### Data for this exercise
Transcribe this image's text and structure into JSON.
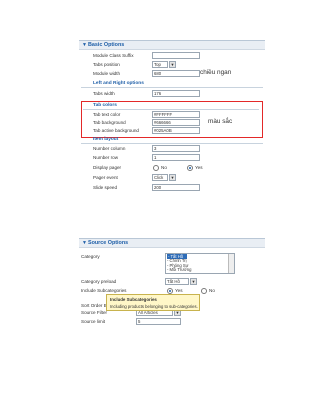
{
  "basic": {
    "title": "Basic Options",
    "rows": {
      "class_suffix": "Module Class Suffix",
      "tabs_position": "Tabs position",
      "tabs_position_value": "Top",
      "module_width": "Module width",
      "module_width_value": "680",
      "tabs_width": "Tabs width",
      "tabs_width_value": "176",
      "tab_text_color": "Tab text color",
      "tab_text_color_value": "#FFFFFF",
      "tab_background": "Tab background",
      "tab_background_value": "#666666",
      "tab_active_background": "Tab active background",
      "tab_active_background_value": "#025A0B",
      "number_column": "Number column",
      "number_column_value": "3",
      "number_row": "Number row",
      "number_row_value": "1",
      "display_pager": "Display pager",
      "no": "No",
      "yes": "Yes",
      "pager_event": "Pager event",
      "pager_event_value": "Click",
      "slide_speed": "Slide speed",
      "slide_speed_value": "200"
    },
    "subsections": {
      "left_right": "Left and Right options",
      "tab_colors": "Tab colors",
      "item_layout": "Item layout"
    },
    "annotations": {
      "width_note": "chiều ngan",
      "color_note": "màu sắc"
    }
  },
  "source": {
    "title": "Source Options",
    "category": "Category",
    "category_items": [
      "- Tất Hồ",
      "- Chính Trị",
      "- Phóng Sự",
      "- Mỗi Trường"
    ],
    "category_preload": "Category preload",
    "category_preload_value": "Tất Hồ",
    "include_subcategories": "Include Subcategories",
    "yes": "Yes",
    "no": "No",
    "sort_order_by": "Sort Order By",
    "source_filter": "Source Filter",
    "source_filter_value": "All Articles",
    "source_limit": "Source limit",
    "source_limit_value": "5",
    "tooltip_title": "Include Subcategories",
    "tooltip_text": "Including products belonging to sub-categories."
  },
  "colors": {
    "accent": "#1f5fa8",
    "highlight_box": "#e32929"
  }
}
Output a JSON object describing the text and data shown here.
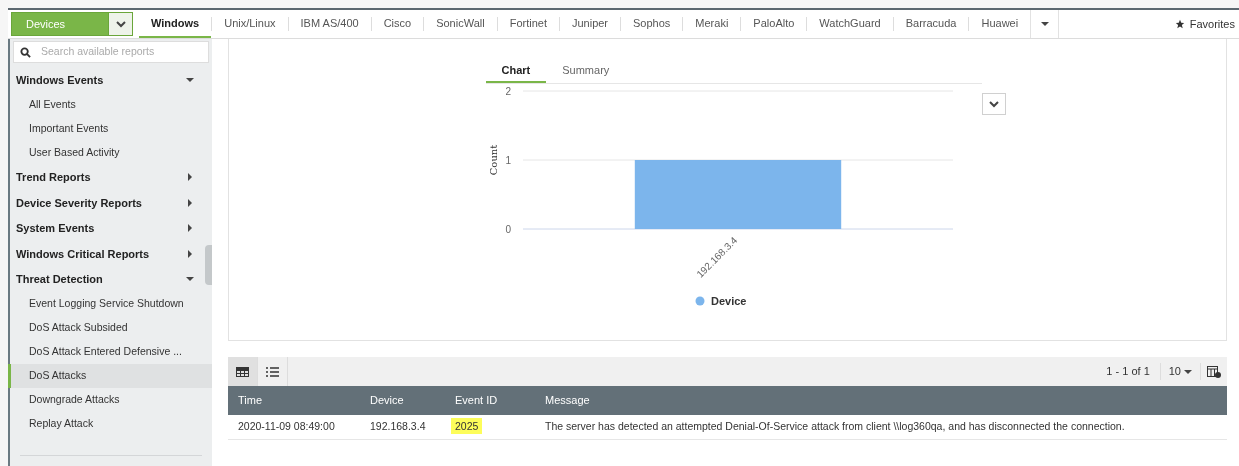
{
  "device_selector": {
    "label": "Devices"
  },
  "vendor_tabs": [
    {
      "label": "Windows",
      "selected": true
    },
    {
      "label": "Unix/Linux",
      "selected": false
    },
    {
      "label": "IBM AS/400",
      "selected": false
    },
    {
      "label": "Cisco",
      "selected": false
    },
    {
      "label": "SonicWall",
      "selected": false
    },
    {
      "label": "Fortinet",
      "selected": false
    },
    {
      "label": "Juniper",
      "selected": false
    },
    {
      "label": "Sophos",
      "selected": false
    },
    {
      "label": "Meraki",
      "selected": false
    },
    {
      "label": "PaloAlto",
      "selected": false
    },
    {
      "label": "WatchGuard",
      "selected": false
    },
    {
      "label": "Barracuda",
      "selected": false
    },
    {
      "label": "Huawei",
      "selected": false
    }
  ],
  "favorites": {
    "label": "Favorites"
  },
  "sidebar": {
    "search": {
      "placeholder": "Search available reports"
    },
    "groups": [
      {
        "label": "Windows Events",
        "expanded": true,
        "children": [
          {
            "label": "All Events",
            "selected": false
          },
          {
            "label": "Important Events",
            "selected": false
          },
          {
            "label": "User Based Activity",
            "selected": false
          }
        ]
      },
      {
        "label": "Trend Reports",
        "expanded": false
      },
      {
        "label": "Device Severity Reports",
        "expanded": false
      },
      {
        "label": "System Events",
        "expanded": false
      },
      {
        "label": "Windows Critical Reports",
        "expanded": false
      },
      {
        "label": "Threat Detection",
        "expanded": true,
        "children": [
          {
            "label": "Event Logging Service Shutdown",
            "selected": false
          },
          {
            "label": "DoS Attack Subsided",
            "selected": false
          },
          {
            "label": "DoS Attack Entered Defensive ...",
            "selected": false
          },
          {
            "label": "DoS Attacks",
            "selected": true
          },
          {
            "label": "Downgrade Attacks",
            "selected": false
          },
          {
            "label": "Replay Attack",
            "selected": false
          }
        ]
      }
    ]
  },
  "view_tabs": [
    {
      "label": "Chart",
      "selected": true
    },
    {
      "label": "Summary",
      "selected": false
    }
  ],
  "chart_data": {
    "type": "bar",
    "ylabel": "Count",
    "categories": [
      "192.168.3.4"
    ],
    "series": [
      {
        "name": "Device",
        "color": "#7cb5ec",
        "values": [
          1
        ]
      }
    ],
    "ylim": [
      0,
      2
    ],
    "yticks": [
      0,
      1,
      2
    ]
  },
  "table": {
    "view_modes": [
      {
        "kind": "grid",
        "selected": true
      },
      {
        "kind": "list",
        "selected": false
      }
    ],
    "pagination": "1 - 1 of 1",
    "page_size": "10",
    "columns": [
      "Time",
      "Device",
      "Event ID",
      "Message"
    ],
    "rows": [
      [
        {
          "text": "2020-11-09 08:49:00",
          "highlighted": false
        },
        {
          "text": "192.168.3.4",
          "highlighted": false
        },
        {
          "text": "2025",
          "highlighted": true
        },
        {
          "text": "The server has detected an attempted Denial-Of-Service attack from client \\\\log360qa, and has disconnected the connection.",
          "highlighted": false
        }
      ]
    ]
  }
}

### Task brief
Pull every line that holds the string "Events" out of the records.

### Expected answer
        "label": "Windows Events",
            "label": "All Events",
            "label": "Important Events",
        "label": "System Events",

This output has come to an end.